Second, establish policies and procedures that help ensure better future compliance. Implement a comprehensive training program. For contractors that hire on the jobsite, it is especially important that hiring supervisors and managers understand how to properly complete I-9 forms. Consider enrolling in E-Verify if you're not already obligated to do so. If you are ever audited, this can be the best defensive tool at your disposal.
Third, ensure that your subcontractors and other vendors are in compliance also. Often, if ICE discovers a problem with one construction contractor, the investigation will expand outward to cover other contractors with whom the target is doing business. As a result, it is prudent to insist that your subs are in compliance and remain so. It may very well be worth it to provide training to your subcontractors and other vendors.

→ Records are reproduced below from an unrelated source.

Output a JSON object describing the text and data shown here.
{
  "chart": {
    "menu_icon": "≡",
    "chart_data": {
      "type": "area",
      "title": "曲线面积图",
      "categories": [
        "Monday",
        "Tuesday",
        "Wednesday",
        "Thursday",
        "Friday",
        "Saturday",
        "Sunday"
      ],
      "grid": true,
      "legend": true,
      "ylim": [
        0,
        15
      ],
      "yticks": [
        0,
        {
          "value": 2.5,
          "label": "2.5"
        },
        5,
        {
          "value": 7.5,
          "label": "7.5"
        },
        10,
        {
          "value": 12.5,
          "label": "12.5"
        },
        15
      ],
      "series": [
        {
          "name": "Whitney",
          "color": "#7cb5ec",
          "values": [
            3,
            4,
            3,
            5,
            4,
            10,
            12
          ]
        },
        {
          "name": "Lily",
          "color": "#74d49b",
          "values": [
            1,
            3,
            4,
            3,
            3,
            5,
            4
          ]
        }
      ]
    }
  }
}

Finally, document your efforts to maintain good compliance. If ICE shows up, show them that you care and drown them in documentation. If you need help improving I-9 compliance, seek competent counsel rather than contacting the government directly.